Blogging is like a world where people are OK with talking about their problems and don’t feel ashamed of it (which is great!), and it should happen in the real world too – but it’s not medical.

Is that where the line needs to be drawn? Is it negative when we start to get medical?

Should we know about the ICD-10 of medical classification unless we’re trained to know this stuff for professional reasons? Should we be able to so easily gain access to lists of symptoms that allow us to become self-fulfilling hypochondriacs?

Is it self-destructive? Does it make us more prone to fitting into these black and white labels because we become what we’re told we are?

I don’t know.


Mood tracker app

I am super excited about this discovery that I read about on the blog Schizoaffective Disorder. It’s an Android app called eMoods that’s specifically designed for people with Bipolar, but really can be useful for most mental health disorders.

I don’t know about you, but especially because I have Bipolar symptoms, the doctor is forever asking me to keep a ‘mood diary’. If I actually do it for even just one day after being told I’m impressed, because I forget the second I walk out of the doctor’s surgery and it’s so difficult to know what needs to be included and how to score your moods.

This is why this app is brilliant. It allows you to input your sleep patterns, how low your mood is, how elevated it is, your anxiety levels and so much more as you can see below in my screenshot from this morning.

Screenshot_2015-01-12-10-40-06It’s amazing. And like I said, use it even if you’re not Bipolar. If you have Depression use it to track that, or if you have an anxiety disorder it’s priceless to know whether or not there’s a trend in when it’s at its worse.


This is my first day using the app – hense the tiny graph!

Knowledge is power. Knowledge provides you with the information to get answers and therefore to get results.

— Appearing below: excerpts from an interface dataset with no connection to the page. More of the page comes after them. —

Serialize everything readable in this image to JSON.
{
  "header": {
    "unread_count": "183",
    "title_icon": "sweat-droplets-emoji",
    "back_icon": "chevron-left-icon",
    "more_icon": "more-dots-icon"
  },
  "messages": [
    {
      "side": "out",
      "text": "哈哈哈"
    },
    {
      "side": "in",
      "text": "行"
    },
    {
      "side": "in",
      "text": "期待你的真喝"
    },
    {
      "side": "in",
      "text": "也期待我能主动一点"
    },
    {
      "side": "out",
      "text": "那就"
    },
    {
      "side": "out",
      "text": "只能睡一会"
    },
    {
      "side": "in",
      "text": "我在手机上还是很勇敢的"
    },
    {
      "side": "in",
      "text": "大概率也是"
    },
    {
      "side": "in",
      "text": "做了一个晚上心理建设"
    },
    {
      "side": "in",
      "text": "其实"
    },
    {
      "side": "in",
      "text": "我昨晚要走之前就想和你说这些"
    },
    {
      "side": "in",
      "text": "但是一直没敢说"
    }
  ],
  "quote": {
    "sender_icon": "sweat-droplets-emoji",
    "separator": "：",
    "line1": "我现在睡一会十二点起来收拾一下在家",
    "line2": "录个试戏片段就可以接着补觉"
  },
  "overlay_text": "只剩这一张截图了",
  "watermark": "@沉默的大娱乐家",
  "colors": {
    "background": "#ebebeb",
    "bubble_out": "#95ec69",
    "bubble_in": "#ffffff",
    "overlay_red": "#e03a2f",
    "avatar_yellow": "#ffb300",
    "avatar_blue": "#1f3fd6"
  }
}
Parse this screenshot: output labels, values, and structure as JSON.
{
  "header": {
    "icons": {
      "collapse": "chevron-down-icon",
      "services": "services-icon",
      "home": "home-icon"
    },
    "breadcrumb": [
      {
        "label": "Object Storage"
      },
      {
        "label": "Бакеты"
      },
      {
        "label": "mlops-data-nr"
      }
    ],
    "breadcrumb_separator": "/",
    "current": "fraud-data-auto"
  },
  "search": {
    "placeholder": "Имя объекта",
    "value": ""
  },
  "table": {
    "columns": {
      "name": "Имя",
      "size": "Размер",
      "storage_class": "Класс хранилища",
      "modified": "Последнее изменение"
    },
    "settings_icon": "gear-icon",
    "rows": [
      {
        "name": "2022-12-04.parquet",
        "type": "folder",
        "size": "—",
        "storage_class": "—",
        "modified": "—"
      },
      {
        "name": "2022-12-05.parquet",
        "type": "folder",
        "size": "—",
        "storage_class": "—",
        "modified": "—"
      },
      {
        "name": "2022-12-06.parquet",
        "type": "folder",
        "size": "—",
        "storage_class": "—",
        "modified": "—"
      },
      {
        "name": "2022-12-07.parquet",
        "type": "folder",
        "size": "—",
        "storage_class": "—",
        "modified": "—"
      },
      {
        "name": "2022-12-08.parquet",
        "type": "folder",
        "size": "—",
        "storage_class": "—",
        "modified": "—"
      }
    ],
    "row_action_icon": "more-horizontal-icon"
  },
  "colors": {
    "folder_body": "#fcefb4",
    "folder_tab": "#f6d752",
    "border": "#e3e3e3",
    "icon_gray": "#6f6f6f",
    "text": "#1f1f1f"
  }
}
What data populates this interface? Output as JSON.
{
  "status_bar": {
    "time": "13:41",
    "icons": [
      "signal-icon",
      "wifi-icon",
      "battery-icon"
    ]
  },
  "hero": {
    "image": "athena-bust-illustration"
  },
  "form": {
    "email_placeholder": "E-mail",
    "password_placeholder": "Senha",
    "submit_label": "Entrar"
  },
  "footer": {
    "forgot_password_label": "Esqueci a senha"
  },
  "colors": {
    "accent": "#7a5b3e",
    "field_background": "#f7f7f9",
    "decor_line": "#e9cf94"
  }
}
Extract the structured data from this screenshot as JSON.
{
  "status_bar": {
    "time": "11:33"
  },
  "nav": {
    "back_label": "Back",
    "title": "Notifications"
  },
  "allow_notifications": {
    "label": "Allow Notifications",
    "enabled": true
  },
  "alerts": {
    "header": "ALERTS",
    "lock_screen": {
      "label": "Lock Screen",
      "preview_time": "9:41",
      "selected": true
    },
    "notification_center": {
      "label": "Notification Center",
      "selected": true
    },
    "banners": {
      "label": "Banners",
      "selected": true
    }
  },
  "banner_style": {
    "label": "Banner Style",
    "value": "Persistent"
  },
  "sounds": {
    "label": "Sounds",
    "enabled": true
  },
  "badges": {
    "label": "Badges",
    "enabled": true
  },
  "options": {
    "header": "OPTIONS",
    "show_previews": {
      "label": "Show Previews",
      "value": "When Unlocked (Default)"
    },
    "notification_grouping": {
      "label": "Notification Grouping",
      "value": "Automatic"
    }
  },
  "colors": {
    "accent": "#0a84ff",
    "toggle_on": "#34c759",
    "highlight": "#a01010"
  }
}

And that’s what this app gives you – Knowledge.

The other two features that are amazing for me are:

  1. It tracks whether or not you’ve taken your medication (I’m always forgetting!)
  2. You can set a daily reminder so that you get a notification telling you to fill it in.

Incredible. I am so impressed.
Download eMoods now and let me know what you think.


Relationship thoughts.

Relationships are difficult at the best of times. 

Relationships between you and your friends.
Relationships between you and your family.
Relationships between you and your other half.

But add some BPD and Bipolar tendancies in to the mix and you’ve got yourself something impossible. You envy difficult.

Difficult is normal. Everyday. It’s ironic really because difficult is easy.

I want difficult.

Charlie, you hero.

I haven’t written on here in a long time because – well, I’m completely useless. I haven’t had any inspiration to talk about anything. I’ve been up and down and all over the place recently. I promise to try and do better.

But something caught my eye tonight and gave me some inspiration; Charlie from Educating the East End. Charlie suffered from panic attacks and often didn’t make it to class, and with his GCSEs coming up, the teachers recommended he perform with his band at the school talent show to boost his confidence in crowds.


And wow, what an amazing kid to rock that Ed Sheeran song on stage whilst suffering from an anxiety disorder which prevented him from carrying out normal tasks. From struggling to sit in a class room to singing and playing guitar in front of 200 people in a matter of hours out of sheer determination to conquer what was holding him back, and because of the love and support from the two band mates and best friends he has (who I’d quite like to be my best friends too).

I also suffer with anxiety and it stops me doing things everyday. Things that look ridiculous to everyone else but are as real as a broken leg in my head. Anxiety is a horrific thing to live with because it’s irrational and noone understands it, including yourself, but it can be beaten.

Tomorrow I’m waking up with Charlie in mind. What a hero.

Watch it on 4od if you didn’t catch it tonight, he’s an incredible young man and by the end of the programme I had a massive cheesy grin on my face out of pride for him; I’m sure you will too.

You can accomplish anything you put your mind to.

love lauren x